_Work required_
Copy each line of the following data that contains "RTIYs".

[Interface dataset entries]
----
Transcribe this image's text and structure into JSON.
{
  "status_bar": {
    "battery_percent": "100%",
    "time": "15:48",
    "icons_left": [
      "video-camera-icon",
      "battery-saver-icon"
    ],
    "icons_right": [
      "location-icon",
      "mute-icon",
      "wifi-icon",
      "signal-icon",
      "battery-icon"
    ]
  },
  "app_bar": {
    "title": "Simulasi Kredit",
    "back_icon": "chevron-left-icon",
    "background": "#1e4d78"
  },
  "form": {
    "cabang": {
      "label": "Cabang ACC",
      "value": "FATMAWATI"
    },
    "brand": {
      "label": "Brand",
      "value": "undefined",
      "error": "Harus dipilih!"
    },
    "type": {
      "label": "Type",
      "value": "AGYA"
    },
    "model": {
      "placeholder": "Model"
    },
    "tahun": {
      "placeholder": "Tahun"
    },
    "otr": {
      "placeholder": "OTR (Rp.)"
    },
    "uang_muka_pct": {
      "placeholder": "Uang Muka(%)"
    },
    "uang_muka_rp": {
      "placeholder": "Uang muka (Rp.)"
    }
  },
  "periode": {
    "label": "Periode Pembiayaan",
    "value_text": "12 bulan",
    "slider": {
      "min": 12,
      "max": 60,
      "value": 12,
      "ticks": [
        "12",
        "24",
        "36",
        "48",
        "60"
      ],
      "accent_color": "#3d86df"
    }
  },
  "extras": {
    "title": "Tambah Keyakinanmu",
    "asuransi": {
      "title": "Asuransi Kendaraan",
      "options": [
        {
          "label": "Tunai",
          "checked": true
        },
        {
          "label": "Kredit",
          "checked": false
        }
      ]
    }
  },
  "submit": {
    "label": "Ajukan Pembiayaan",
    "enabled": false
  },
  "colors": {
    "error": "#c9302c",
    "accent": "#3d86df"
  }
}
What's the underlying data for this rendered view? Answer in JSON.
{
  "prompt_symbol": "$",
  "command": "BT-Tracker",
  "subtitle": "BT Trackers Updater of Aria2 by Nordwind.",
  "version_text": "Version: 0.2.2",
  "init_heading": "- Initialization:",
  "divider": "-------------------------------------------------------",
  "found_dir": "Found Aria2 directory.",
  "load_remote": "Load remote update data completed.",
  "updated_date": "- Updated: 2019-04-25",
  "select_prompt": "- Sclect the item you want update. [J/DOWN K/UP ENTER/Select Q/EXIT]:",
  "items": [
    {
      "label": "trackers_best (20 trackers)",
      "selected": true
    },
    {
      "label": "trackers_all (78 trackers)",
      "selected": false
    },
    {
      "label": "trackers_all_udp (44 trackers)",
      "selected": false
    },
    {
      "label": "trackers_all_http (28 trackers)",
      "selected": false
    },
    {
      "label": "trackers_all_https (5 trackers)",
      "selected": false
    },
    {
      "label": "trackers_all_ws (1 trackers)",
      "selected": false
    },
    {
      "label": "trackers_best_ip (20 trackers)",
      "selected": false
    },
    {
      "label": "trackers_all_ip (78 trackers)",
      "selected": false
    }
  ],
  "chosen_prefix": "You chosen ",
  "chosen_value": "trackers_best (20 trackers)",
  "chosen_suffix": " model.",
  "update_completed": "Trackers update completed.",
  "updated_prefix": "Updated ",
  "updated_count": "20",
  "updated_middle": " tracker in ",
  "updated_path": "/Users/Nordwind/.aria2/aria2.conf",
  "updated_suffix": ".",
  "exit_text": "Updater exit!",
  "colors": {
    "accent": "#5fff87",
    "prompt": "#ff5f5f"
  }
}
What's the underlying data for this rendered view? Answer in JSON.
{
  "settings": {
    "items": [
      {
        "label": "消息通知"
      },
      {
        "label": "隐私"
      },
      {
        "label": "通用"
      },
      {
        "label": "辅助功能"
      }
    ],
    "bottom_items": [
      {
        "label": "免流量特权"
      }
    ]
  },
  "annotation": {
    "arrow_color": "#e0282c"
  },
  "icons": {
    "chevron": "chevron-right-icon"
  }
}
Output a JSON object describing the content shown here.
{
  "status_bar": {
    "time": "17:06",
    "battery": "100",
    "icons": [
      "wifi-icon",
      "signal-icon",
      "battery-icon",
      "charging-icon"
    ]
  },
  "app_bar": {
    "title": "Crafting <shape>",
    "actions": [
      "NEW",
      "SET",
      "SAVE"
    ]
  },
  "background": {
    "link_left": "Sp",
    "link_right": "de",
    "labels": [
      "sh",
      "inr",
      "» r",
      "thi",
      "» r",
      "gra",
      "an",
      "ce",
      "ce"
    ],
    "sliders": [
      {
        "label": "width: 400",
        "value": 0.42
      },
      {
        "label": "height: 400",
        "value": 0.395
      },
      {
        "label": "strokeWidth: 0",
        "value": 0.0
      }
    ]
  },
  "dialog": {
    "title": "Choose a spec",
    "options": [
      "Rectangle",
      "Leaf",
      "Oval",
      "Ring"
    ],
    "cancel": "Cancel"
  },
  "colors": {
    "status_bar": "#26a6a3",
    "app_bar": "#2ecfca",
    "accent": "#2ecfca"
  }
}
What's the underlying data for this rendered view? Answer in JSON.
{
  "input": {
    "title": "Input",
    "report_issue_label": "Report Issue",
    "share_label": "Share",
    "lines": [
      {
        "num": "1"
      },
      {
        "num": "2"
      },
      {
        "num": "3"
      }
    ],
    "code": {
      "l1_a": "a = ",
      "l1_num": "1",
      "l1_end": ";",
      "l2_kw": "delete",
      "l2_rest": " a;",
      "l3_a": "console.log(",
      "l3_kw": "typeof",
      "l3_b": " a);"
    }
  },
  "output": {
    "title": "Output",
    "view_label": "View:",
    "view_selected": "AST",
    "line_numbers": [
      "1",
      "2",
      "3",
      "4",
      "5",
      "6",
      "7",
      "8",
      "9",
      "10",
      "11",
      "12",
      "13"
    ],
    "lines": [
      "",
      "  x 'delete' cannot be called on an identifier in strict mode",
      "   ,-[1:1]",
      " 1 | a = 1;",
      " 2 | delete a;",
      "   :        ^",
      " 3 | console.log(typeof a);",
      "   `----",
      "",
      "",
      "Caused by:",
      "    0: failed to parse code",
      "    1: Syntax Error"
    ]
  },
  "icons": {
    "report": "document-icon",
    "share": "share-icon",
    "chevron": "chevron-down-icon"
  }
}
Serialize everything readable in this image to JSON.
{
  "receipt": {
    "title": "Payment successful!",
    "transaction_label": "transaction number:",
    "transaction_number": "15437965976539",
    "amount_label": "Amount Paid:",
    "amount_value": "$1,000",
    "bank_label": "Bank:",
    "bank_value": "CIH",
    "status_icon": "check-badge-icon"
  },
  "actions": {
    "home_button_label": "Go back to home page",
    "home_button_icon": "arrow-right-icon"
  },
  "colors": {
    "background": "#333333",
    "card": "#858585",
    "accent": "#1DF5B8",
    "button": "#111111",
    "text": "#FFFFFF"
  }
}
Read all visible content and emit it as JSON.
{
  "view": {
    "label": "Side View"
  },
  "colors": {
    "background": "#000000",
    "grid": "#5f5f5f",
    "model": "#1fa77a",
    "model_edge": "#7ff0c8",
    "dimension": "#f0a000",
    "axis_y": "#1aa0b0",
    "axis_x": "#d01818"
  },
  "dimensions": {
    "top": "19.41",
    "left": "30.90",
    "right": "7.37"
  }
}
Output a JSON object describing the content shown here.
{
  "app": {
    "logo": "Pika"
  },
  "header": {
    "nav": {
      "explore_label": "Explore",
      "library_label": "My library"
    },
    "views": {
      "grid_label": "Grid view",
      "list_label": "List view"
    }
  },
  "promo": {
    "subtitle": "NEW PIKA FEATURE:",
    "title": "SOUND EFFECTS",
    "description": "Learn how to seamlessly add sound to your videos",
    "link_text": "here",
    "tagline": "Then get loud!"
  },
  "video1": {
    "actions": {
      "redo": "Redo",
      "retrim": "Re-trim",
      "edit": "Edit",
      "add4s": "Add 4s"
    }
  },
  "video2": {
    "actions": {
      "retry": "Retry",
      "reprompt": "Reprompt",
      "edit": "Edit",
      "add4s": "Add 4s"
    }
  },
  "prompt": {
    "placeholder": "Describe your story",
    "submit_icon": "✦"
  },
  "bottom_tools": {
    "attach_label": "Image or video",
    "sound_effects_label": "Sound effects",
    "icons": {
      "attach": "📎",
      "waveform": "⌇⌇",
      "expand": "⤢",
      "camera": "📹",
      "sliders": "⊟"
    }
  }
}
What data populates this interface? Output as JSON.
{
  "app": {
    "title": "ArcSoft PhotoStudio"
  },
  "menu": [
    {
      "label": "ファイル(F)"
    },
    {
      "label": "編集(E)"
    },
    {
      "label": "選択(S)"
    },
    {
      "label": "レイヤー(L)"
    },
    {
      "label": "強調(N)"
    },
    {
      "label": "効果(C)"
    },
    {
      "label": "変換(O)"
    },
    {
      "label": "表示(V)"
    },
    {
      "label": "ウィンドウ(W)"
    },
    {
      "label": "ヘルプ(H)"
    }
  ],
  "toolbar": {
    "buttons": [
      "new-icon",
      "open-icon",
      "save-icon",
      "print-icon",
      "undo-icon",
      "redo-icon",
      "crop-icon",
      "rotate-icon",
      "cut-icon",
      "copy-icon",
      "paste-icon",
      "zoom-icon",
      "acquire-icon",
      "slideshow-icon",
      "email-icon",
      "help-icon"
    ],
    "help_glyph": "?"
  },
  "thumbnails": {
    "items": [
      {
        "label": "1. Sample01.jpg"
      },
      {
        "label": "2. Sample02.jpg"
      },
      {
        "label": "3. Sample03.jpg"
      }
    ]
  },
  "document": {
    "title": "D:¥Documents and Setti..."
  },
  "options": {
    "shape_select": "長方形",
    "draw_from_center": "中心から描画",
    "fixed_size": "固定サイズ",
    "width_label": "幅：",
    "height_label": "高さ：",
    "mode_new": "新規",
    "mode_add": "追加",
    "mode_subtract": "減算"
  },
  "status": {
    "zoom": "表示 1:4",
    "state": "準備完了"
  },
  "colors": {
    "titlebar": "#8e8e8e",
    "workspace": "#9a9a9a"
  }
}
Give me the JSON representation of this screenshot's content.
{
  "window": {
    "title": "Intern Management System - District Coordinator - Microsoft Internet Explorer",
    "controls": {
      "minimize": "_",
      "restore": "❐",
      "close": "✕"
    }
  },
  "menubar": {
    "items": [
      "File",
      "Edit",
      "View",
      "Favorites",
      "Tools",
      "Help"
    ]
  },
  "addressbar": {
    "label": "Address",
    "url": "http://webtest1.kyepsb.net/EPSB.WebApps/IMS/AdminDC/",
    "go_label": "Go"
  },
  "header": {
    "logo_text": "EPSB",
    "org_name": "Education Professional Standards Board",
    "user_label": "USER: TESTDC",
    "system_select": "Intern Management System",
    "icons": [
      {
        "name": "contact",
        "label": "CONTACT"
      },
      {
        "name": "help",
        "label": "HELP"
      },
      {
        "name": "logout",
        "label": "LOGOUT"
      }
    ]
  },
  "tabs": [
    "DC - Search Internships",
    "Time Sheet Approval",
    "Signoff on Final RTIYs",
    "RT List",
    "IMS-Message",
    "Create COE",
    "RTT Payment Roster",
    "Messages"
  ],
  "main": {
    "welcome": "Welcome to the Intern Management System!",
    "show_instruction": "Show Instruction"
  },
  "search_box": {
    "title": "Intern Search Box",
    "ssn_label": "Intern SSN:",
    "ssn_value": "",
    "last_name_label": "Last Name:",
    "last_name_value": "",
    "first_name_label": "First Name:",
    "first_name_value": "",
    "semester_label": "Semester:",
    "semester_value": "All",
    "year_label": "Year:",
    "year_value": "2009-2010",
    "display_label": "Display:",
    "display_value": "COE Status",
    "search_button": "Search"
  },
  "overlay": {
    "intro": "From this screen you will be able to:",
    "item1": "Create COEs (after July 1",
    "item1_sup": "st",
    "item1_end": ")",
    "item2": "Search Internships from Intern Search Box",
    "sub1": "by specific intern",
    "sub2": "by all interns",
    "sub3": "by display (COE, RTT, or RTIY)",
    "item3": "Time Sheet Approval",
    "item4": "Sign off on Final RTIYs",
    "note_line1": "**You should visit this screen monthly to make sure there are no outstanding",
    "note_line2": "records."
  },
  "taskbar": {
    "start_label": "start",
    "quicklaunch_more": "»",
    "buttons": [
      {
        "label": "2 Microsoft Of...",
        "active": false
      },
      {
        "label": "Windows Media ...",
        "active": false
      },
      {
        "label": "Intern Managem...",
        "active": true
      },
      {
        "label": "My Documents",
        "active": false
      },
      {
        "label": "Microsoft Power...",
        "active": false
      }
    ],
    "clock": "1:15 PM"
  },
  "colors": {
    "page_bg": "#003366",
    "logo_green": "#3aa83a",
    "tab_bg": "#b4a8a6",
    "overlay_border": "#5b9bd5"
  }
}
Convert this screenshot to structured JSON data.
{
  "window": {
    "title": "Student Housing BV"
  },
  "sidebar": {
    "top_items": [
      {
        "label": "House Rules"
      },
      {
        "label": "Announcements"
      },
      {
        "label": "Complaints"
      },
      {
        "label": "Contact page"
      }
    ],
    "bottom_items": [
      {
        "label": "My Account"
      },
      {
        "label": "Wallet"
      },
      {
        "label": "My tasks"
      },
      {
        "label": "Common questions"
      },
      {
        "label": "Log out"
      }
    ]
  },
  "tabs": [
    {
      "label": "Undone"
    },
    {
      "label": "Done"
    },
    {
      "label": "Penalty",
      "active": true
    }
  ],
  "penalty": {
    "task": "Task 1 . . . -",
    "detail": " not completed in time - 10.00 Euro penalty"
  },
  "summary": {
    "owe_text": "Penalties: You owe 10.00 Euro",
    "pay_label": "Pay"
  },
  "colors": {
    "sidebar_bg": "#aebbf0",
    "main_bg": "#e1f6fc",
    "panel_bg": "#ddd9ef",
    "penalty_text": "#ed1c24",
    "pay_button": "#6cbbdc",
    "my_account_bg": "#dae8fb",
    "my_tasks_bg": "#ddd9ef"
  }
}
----
_Reply_
    "Signoff on Final RTIYs",
    "item4": "Sign off on Final RTIYs",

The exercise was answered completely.